Sometimes infants who have congenital heart disease (heart defects that are present at birth) will need help with a feeding tube to get the calories they need to gain weight. In this case, your baby may need to have a nasogastric (NG) tube placed. An NG tube is a small flexible tube that is placed in your baby’s nose and passed down into the stomach. This allows for formula or breast milk to be given without your baby having to burn so many calories to take it by mouth.

In other cases, a gastrostomy tube (also called a G-tube) may be placed into the stomach directly. This is especially useful for patients who when feeding by mouth are at high risk for having formula or breast milk travel up the esophagus and back down the trachea into the lungs (aspiration). A G-tube also allows for formula and or breast milk to go directly into the stomach, thus reducing the risk of aspiration and decreasing the amount of energy needed to feed.

The need for NG-tube or G-tube feedings early in life does not mean that a baby will always have to be fed in this way. If successful heart surgery is performed, or if the symptoms of heart failure are more successfully managed, a baby may then be able to resume taking food by mouth again.
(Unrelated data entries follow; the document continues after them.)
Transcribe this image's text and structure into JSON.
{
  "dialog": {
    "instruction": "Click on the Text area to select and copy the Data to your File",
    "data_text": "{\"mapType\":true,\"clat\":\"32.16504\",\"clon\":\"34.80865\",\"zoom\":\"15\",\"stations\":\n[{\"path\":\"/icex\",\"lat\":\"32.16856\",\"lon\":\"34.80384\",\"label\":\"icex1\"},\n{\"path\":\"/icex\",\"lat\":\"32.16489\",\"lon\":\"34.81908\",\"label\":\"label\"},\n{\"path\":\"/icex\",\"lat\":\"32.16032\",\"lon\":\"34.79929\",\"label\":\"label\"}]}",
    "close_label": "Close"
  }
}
It is not uncommon for babies who have to be fed with tubes in the hospital to quickly begin feeding by mouth once they are at home. Some babies will have to relearn the coordination necessary to suck and swallow. An intensive oral training program can be tailored for these children.

Continue Learning about Congenital Heart Disease

Congenital Heart Disease

Congenital Heart Disease

Congenital heart defects (CHDs) are more common than you may think, but not all of them require surgery or treatment. Many defects that require intervention can now be corrected using catheterization procedures, which repair damag...

e through a thin tube inserted into a blood vessel. Given their unique health challenges, congenital heart disease patients should be monitored throughout their lifetime by a specialized cardiologist.

Important: This content reflects information from various individuals and organizations and may offer alternative or opposing points of view. It should not be used for medical advice, diagnosis or treatment. As always, you should consult with your healthcare provider about your specific health needs.